“No thanks,” I said, crouching down and focusing my attention on the pipes beneath the sink. I reached up and tried the faucet, laying a hand lightly against the pipe to feel if it heated up as normal. Sure enough, it did, and a moment later, the water got hot.
I raised an eyebrow at the blonde. “No hot water?” I asked, trying to keep the frustration from my voice.
She looked surprised. “I swear it wasn’t hot earlier,” she said.
“You said you had a party here last night?” I asked, suspecting I knew what had happened. “Did anyone else shower here this morning?”
“Well yeah, there’s, like, ten of us staying here at the moment,” she said, and I could tell that she still didn’t understand what I was getting at.
I stood up, dusting off my hands even though I had barely had to touch anything. “There’s a finite supply of hot water in the tank,” I explained. “If someone takes a shower, you need to give it time for the new water to heat up.
“But that doesn’t explain why there was cold water coming out of the hot water spout,” the girl said, pouting a little.
I tried not to roll my eyes. How did you explain something like this to someone like her? “Just give it twenty minutes between each person’s shower,” I recommended.
“If we did that, we’d never get to go skiing in the morning,” the woman said, folding her arms across her chest.
“Well, then you’ll need to either take shorter showers or else some of you could maybe shower at night.” I said it bluntly, knowing full well that it wasn’t what she wanted to hear. I’d have to make sure to call Gretchen again as I was leaving, to let her know how this had gone before this idiot could call to complain. Jeez.
It was easy to tell that we were getting into the winter season again. Time for the knuckleheads to come out of hiding.
“But it’s fixed, if I wanted to take a shower right now?” the woman asked.
“Yeah, you should have hot water right now,” I sighed.

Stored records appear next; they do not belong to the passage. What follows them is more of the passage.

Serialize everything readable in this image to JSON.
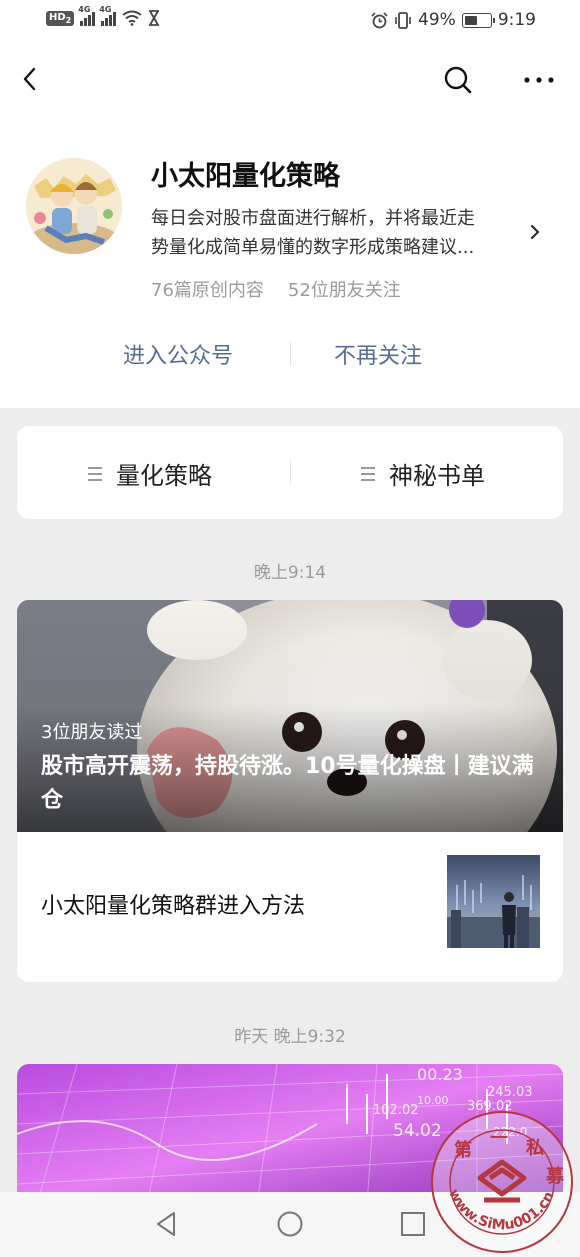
{
  "status_bar": {
    "hd_label": "HD",
    "hd_sub": "2",
    "network_label": "4G",
    "battery_percent": "49%",
    "battery_level": 0.49,
    "time": "9:19"
  },
  "nav": {
    "back_icon": "back-arrow-icon",
    "search_icon": "search-icon",
    "more_icon": "more-dots-icon"
  },
  "account": {
    "name": "小太阳量化策略",
    "description_line1": "每日会对股市盘面进行解析，并将最近走",
    "description_line2": "势量化成简单易懂的数字形成策略建议...",
    "stat_articles": "76篇原创内容",
    "stat_friends": "52位朋友关注",
    "enter_button": "进入公众号",
    "unfollow_button": "不再关注"
  },
  "menu": {
    "items": [
      {
        "label": "量化策略"
      },
      {
        "label": "神秘书单"
      }
    ]
  },
  "feed": [
    {
      "time": "晚上9:14",
      "friends_read": "3位朋友读过",
      "headline": "股市高开震荡，持股待涨。10号量化操盘丨建议满仓",
      "sub_title": "小太阳量化策略群进入方法"
    },
    {
      "time": "昨天 晚上9:32",
      "cover_numbers": [
        "00.23",
        "10.00",
        "245.03",
        "102.02",
        "369.02",
        "54.02",
        "222.0"
      ]
    }
  ],
  "watermark": {
    "chars": [
      "第",
      "一",
      "私",
      "募"
    ],
    "url": "www.SiMu001.cn"
  },
  "colors": {
    "link_blue": "#576b95",
    "background": "#ededed",
    "muted_text": "#9b9b9b"
  }
}
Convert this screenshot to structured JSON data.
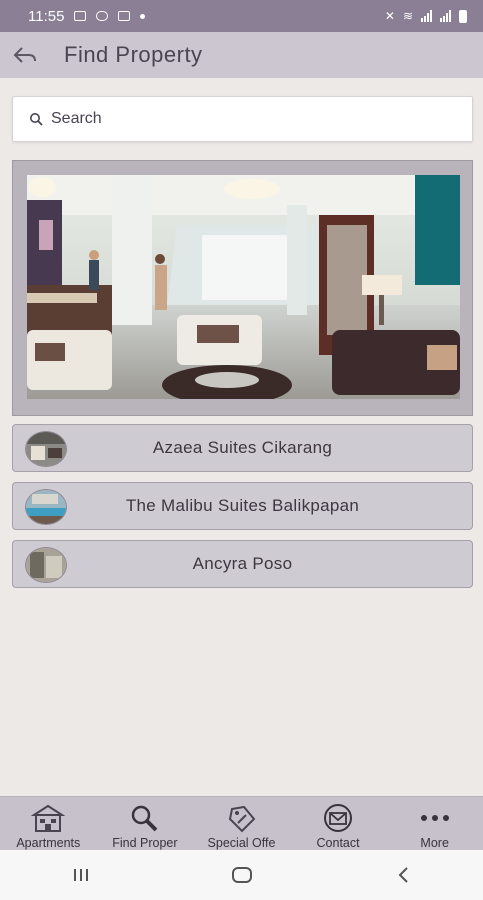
{
  "status_bar": {
    "time": "11:55"
  },
  "header": {
    "title": "Find Property"
  },
  "search": {
    "placeholder": "Search"
  },
  "properties": [
    {
      "name": "Azaea Suites Cikarang"
    },
    {
      "name": "The Malibu Suites Balikpapan"
    },
    {
      "name": "Ancyra Poso"
    }
  ],
  "bottom_nav": [
    {
      "label": "Apartments",
      "icon": "building-icon"
    },
    {
      "label": "Find Proper",
      "icon": "search-icon"
    },
    {
      "label": "Special Offe",
      "icon": "tag-icon"
    },
    {
      "label": "Contact",
      "icon": "mail-icon"
    },
    {
      "label": "More",
      "icon": "more-icon"
    }
  ],
  "colors": {
    "status_bar": "#8A7F94",
    "header": "#CBC6D0",
    "background": "#ECE9E6",
    "list_item": "#CFCBD2",
    "bottom_nav": "#C6C1CB"
  }
}
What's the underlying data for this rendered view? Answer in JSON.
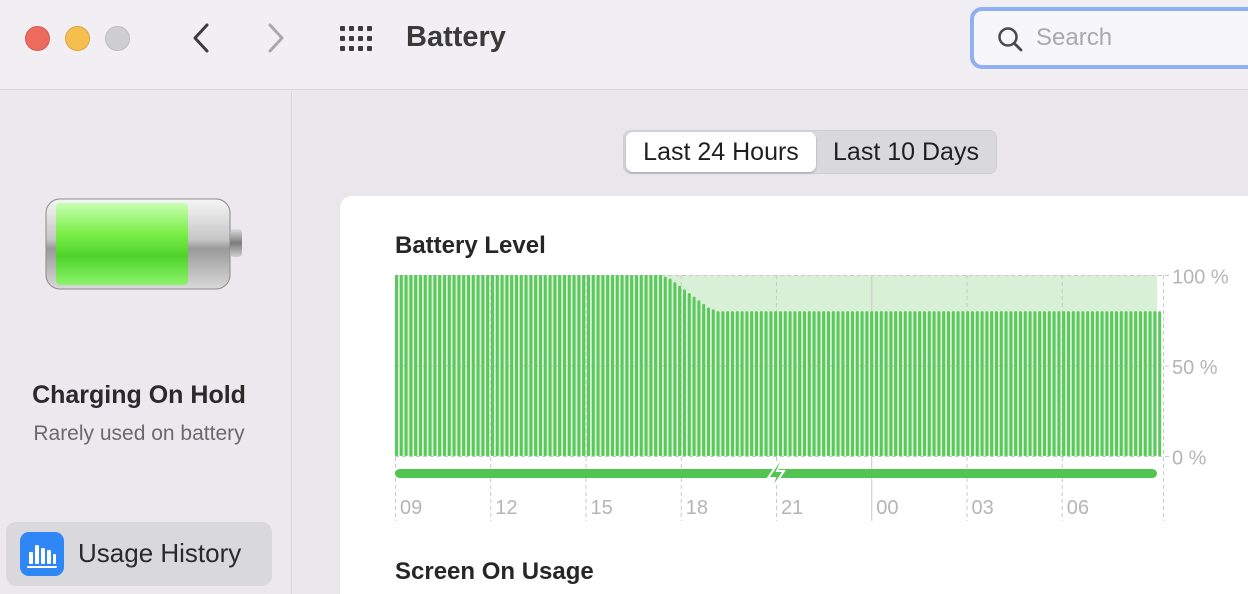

The woman cocked her head to the side. “Any chance you might want to join me?” she asked in a breathy voice.
I stared at her for a moment, barely able to believe that those words had just come out of her mouth. What planet did this chick live on, anyway? “I’ve got more work to do,” I finally said. Then, I hightailed it out of there before she could say anything else.
I immediately called Gretchen and relayed what had happened. She burst out laughing and promised she’d try not to send me back over there, but couldn’t make any promises. I shook my head and headed home.